365 Days on the Road

April 27, 2014 we headed out on our grand adventure to see the country. We sold the majority of our belongings: minus the books, photo albums, and home videos, those went to storage, and moved our family of six into our 35 ft Zinger.


Getting Rid of our Belongings


Since that time we have lived in four different states and added to our Band of Travelers a new member, Lucy Valentina, born February 14 in New Mexico.

Lucy Valentina


In Texas we saw our first rodeo and climbed Enchanted Rock.Llano, TX Rodeo

Enchanted Rock TX

From there we moved on to Cloudcroft, New Mexico where we lived at an elevation of over 9000 ft with a glorious daytime temperature of 70 degrees. I saw my first herd of elk and the wild horses of the Mescalero Apache Reservation.

Cloudcroft, New Mexico

And the children had the time of their lives sledding in summer at the White Sands National Monument.

White Sands National Monument

Not finished with the Land of Enchantment we moved north to the Four Corners area where we visited 700 + year old cliff dwellings and took a six hour train ride from Durango, CO to the old mining town of Silverton.

spruce tree dwelling

Durango Silverton Train

We stayed in New Mexico longer than intended as we waited for the birth of our precious sixth child Lucy.

As winter drug on we decided it was time to move to a warmer climate and ended up in Huachuca City, AZ. Here we learned about people like Doc Holiday and Wyatt Earp. We visited Tombstone.

Oliver and Doc Holiday

Oliver and Doc Holiday


Bisbee, AZ

Old Tucson.

Medicine man show

The Chiricahua National Monument.

Chiricahua National Monument

And the Saguaro National Park.

Saguaro Cacti

These are but a few of the places we have been and the sights we have seen. As a family we have learned more about our country’s Western history than either Jim or I ever learned in school and we have walked streets where some of that history was made.

As we start our second year we look forward to continuing our education as we trek across the country.
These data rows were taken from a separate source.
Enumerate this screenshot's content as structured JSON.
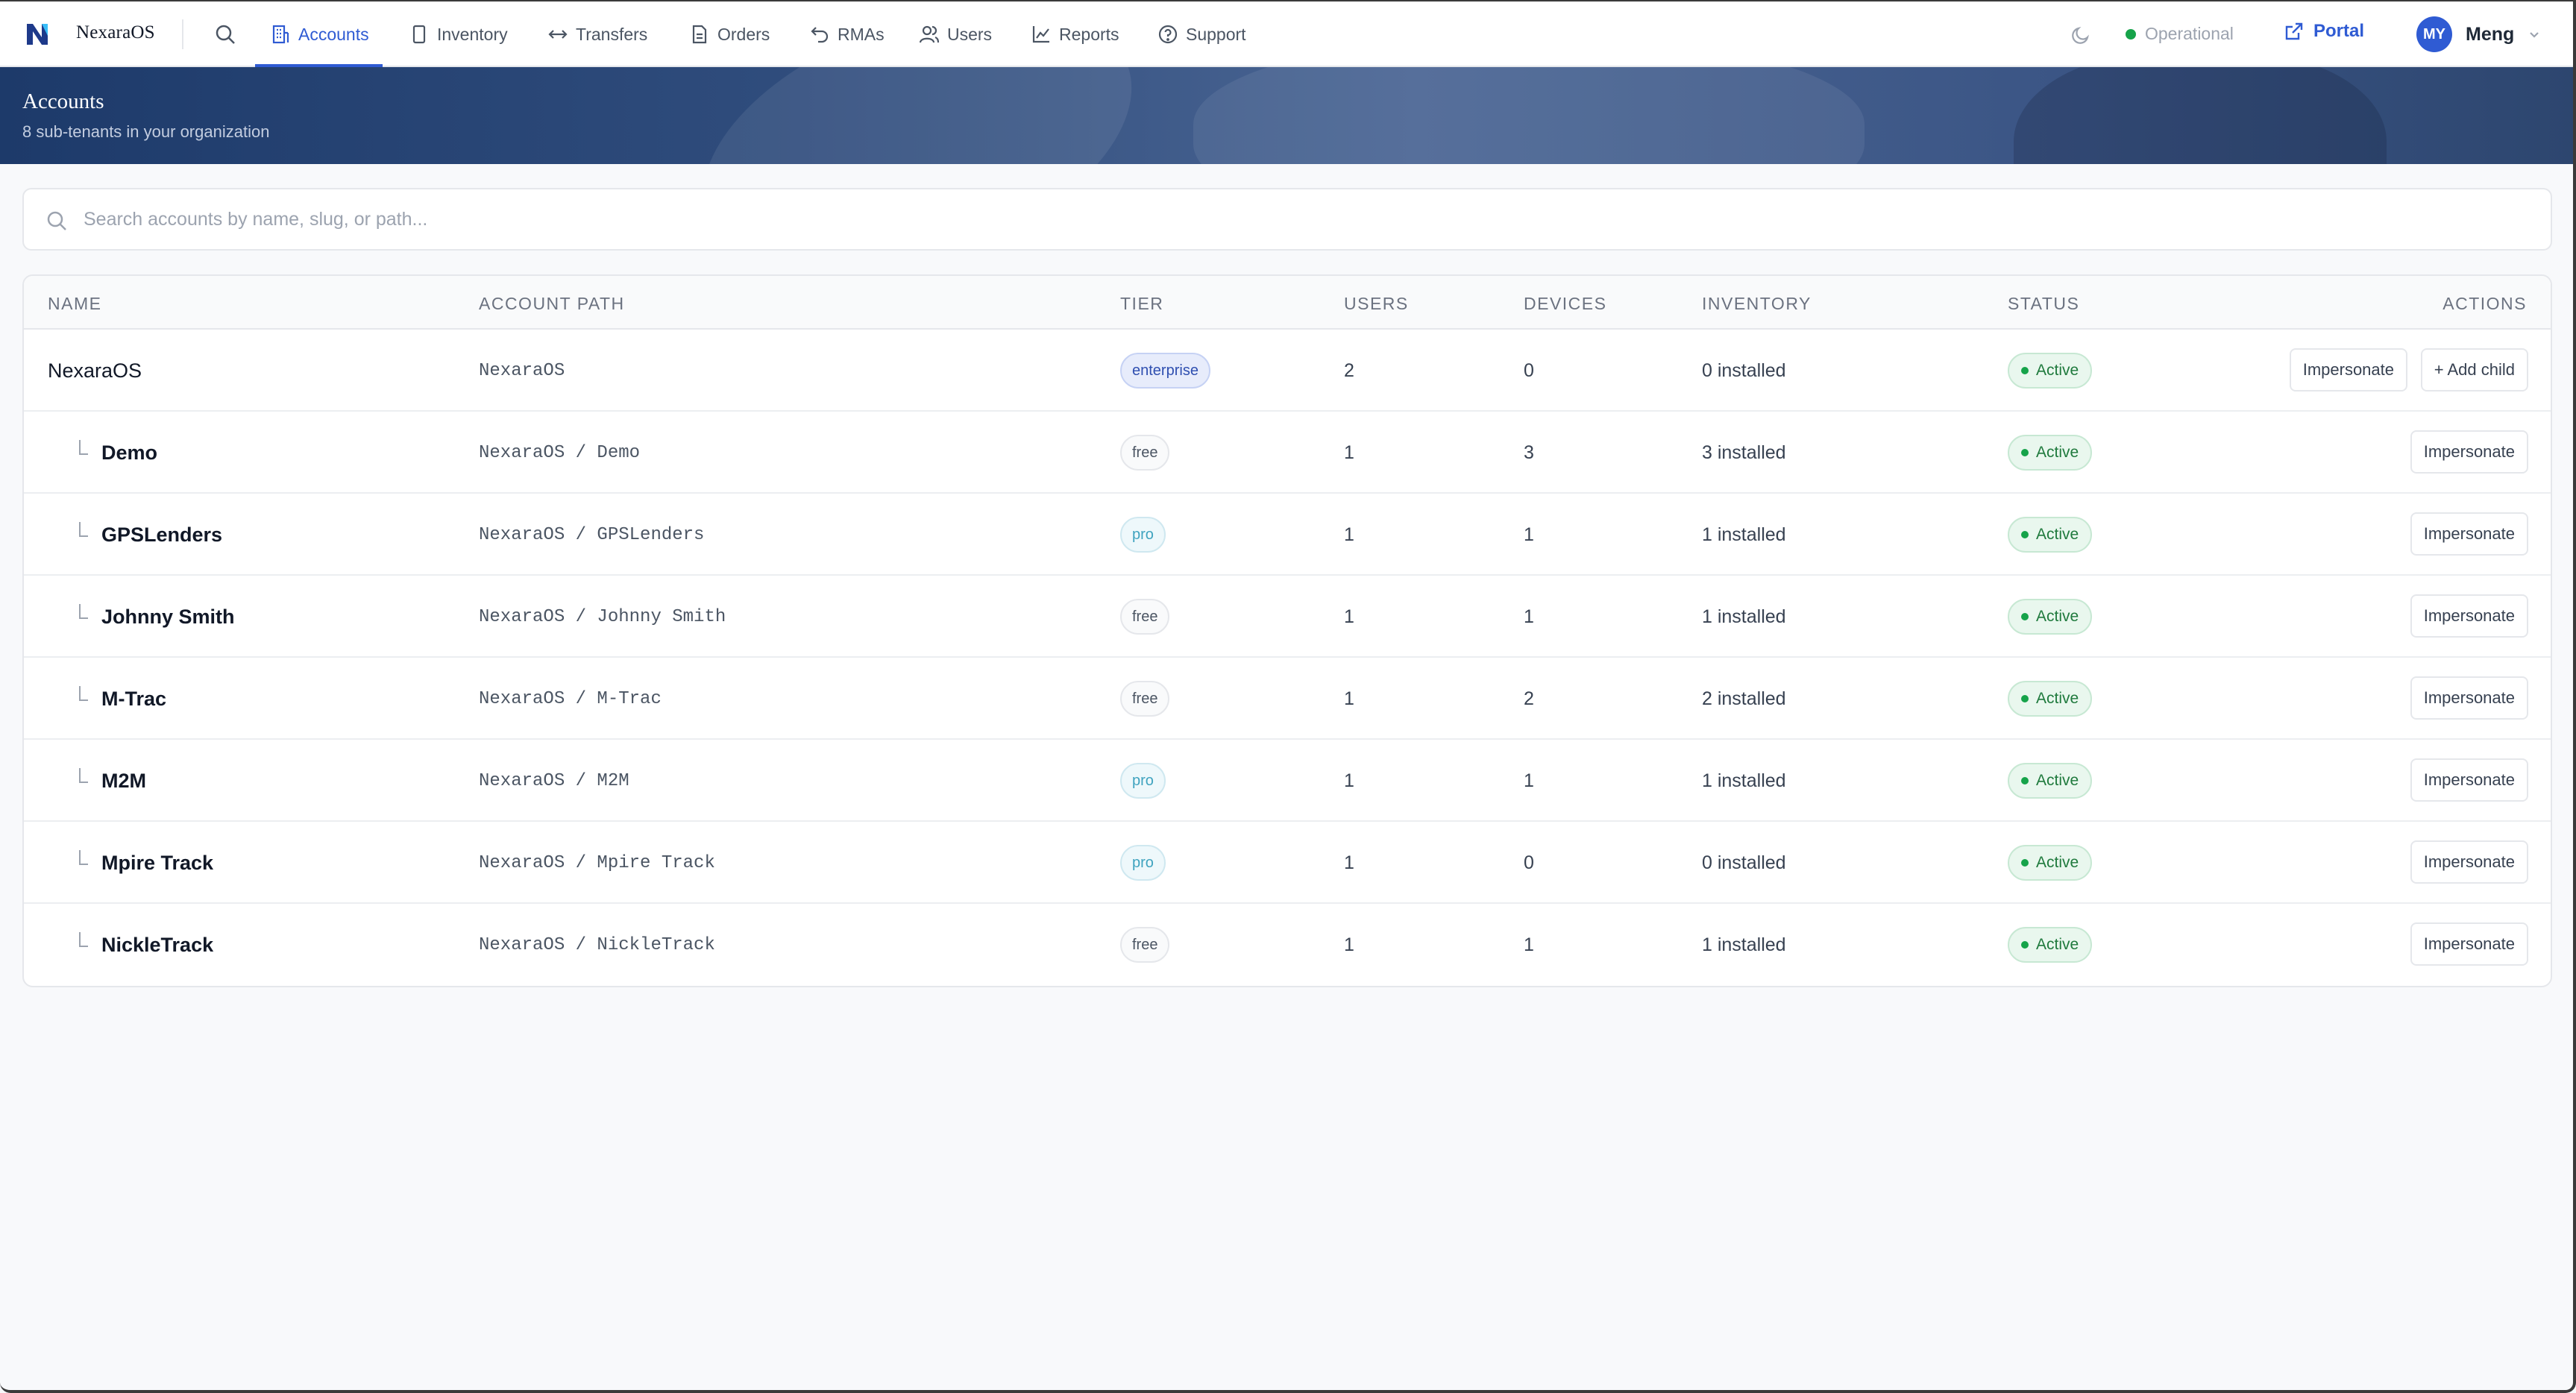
{
  "nav": {
    "brand": "NexaraOS",
    "items": [
      {
        "label": "Accounts",
        "icon": "building-icon",
        "active": true
      },
      {
        "label": "Inventory",
        "icon": "device-icon"
      },
      {
        "label": "Transfers",
        "icon": "transfer-arrows-icon"
      },
      {
        "label": "Orders",
        "icon": "document-icon"
      },
      {
        "label": "RMAs",
        "icon": "return-arrow-icon"
      },
      {
        "label": "Users",
        "icon": "users-icon"
      },
      {
        "label": "Reports",
        "icon": "chart-icon"
      },
      {
        "label": "Support",
        "icon": "help-circle-icon"
      }
    ],
    "status": "Operational",
    "portal": "Portal",
    "user_initials": "MY",
    "user_name": "Meng"
  },
  "hero": {
    "title": "Accounts",
    "subtitle": "8 sub-tenants in your organization"
  },
  "search": {
    "placeholder": "Search accounts by name, slug, or path..."
  },
  "table": {
    "headers": [
      "NAME",
      "ACCOUNT PATH",
      "TIER",
      "USERS",
      "DEVICES",
      "INVENTORY",
      "STATUS",
      "ACTIONS"
    ],
    "rows": [
      {
        "name": "NexaraOS",
        "path": "NexaraOS",
        "tier": "enterprise",
        "users": "2",
        "devices": "0",
        "inventory": "0 installed",
        "status": "Active",
        "child": false,
        "actions": [
          "Impersonate",
          "+ Add child"
        ]
      },
      {
        "name": "Demo",
        "path": "NexaraOS / Demo",
        "tier": "free",
        "users": "1",
        "devices": "3",
        "inventory": "3 installed",
        "status": "Active",
        "child": true,
        "actions": [
          "Impersonate"
        ]
      },
      {
        "name": "GPSLenders",
        "path": "NexaraOS / GPSLenders",
        "tier": "pro",
        "users": "1",
        "devices": "1",
        "inventory": "1 installed",
        "status": "Active",
        "child": true,
        "actions": [
          "Impersonate"
        ]
      },
      {
        "name": "Johnny Smith",
        "path": "NexaraOS / Johnny Smith",
        "tier": "free",
        "users": "1",
        "devices": "1",
        "inventory": "1 installed",
        "status": "Active",
        "child": true,
        "actions": [
          "Impersonate"
        ]
      },
      {
        "name": "M-Trac",
        "path": "NexaraOS / M-Trac",
        "tier": "free",
        "users": "1",
        "devices": "2",
        "inventory": "2 installed",
        "status": "Active",
        "child": true,
        "actions": [
          "Impersonate"
        ]
      },
      {
        "name": "M2M",
        "path": "NexaraOS / M2M",
        "tier": "pro",
        "users": "1",
        "devices": "1",
        "inventory": "1 installed",
        "status": "Active",
        "child": true,
        "actions": [
          "Impersonate"
        ]
      },
      {
        "name": "Mpire Track",
        "path": "NexaraOS / Mpire Track",
        "tier": "pro",
        "users": "1",
        "devices": "0",
        "inventory": "0 installed",
        "status": "Active",
        "child": true,
        "actions": [
          "Impersonate"
        ]
      },
      {
        "name": "NickleTrack",
        "path": "NexaraOS / NickleTrack",
        "tier": "free",
        "users": "1",
        "devices": "1",
        "inventory": "1 installed",
        "status": "Active",
        "child": true,
        "actions": [
          "Impersonate"
        ]
      }
    ]
  },
  "colors": {
    "accent": "#2f5bd3",
    "status_green": "#16a34a"
  }
}
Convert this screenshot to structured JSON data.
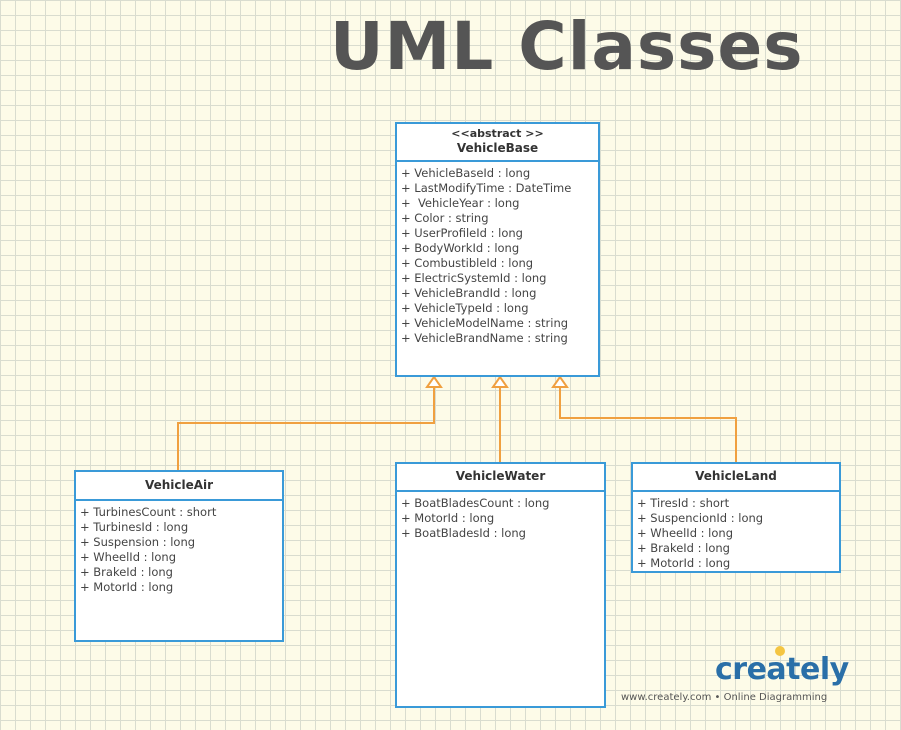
{
  "title": "UML Classes",
  "classes": {
    "base": {
      "stereotype": "<<abstract >>",
      "name": "VehicleBase",
      "attributes": [
        "+ VehicleBaseId : long",
        "+ LastModifyTime : DateTime",
        "+  VehicleYear : long",
        "+ Color : string",
        "+ UserProfileId : long",
        "+ BodyWorkId : long",
        "+ CombustibleId : long",
        "+ ElectricSystemId : long",
        "+ VehicleBrandId : long",
        "+ VehicleTypeId : long",
        "+ VehicleModelName : string",
        "+ VehicleBrandName : string"
      ]
    },
    "air": {
      "name": "VehicleAir",
      "attributes": [
        "+ TurbinesCount : short",
        "+ TurbinesId : long",
        "+ Suspension : long",
        "+ WheelId : long",
        "+ BrakeId : long",
        "+ MotorId : long"
      ]
    },
    "water": {
      "name": "VehicleWater",
      "attributes": [
        "+ BoatBladesCount : long",
        "+ MotorId : long",
        "+ BoatBladesId : long"
      ]
    },
    "land": {
      "name": "VehicleLand",
      "attributes": [
        "+ TiresId : short",
        "+ SuspencionId : long",
        "+ WheelId : long",
        "+ BrakeId : long",
        "+ MotorId : long"
      ]
    }
  },
  "relations": [
    {
      "from": "VehicleAir",
      "to": "VehicleBase",
      "type": "generalization"
    },
    {
      "from": "VehicleWater",
      "to": "VehicleBase",
      "type": "generalization"
    },
    {
      "from": "VehicleLand",
      "to": "VehicleBase",
      "type": "generalization"
    }
  ],
  "colors": {
    "class_border": "#3a9ad8",
    "connector": "#f0a040",
    "title": "#555555",
    "background": "#fdfbe8"
  },
  "watermark": {
    "logo": "creately",
    "tagline": "www.creately.com • Online Diagramming"
  }
}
The Saguaro National Park

This post was written by two of my daughters and the artwork is from my youngest son. I took the photos.

Today we went to the Saguaro National Park. I know that most of the time when people picture the desert they think of dry sand and dead grass. But in the Saguaro Park I was very surprised with how many bright yellow flowers there were. They really brightened the place up.

What I learned and thought was really cool is that the Saguaro cactus can live up to 200 years!

Dad got me two books, one about coyotes and the other about desert life. I also learned that people call the Saguaro cactus a bird hotel because birds make nests in the cacti by making holes in them.

Written by Willow age 9.

Saguaro National Park

Cacti and flowers cover the ground in the Saguaro National Park in Tucson, AZ.

These spiky cacti look like something you would see in cartoons or old Westerns. They’re not the friendliest of plants. We each got stuck by them while hiking.

Walking down the trails we saw beautiful flowers of orange, yellow, and purple.

Some of the cacti look like they were getting ready for a boxing match with the position of their arms. Some of them looked like they lost and had their heads knocked off.

It was really awesome!

Ivy age 12.

Saguaro Cacti


Oliver's painting

Oliver’s painting of the desert. Age 7.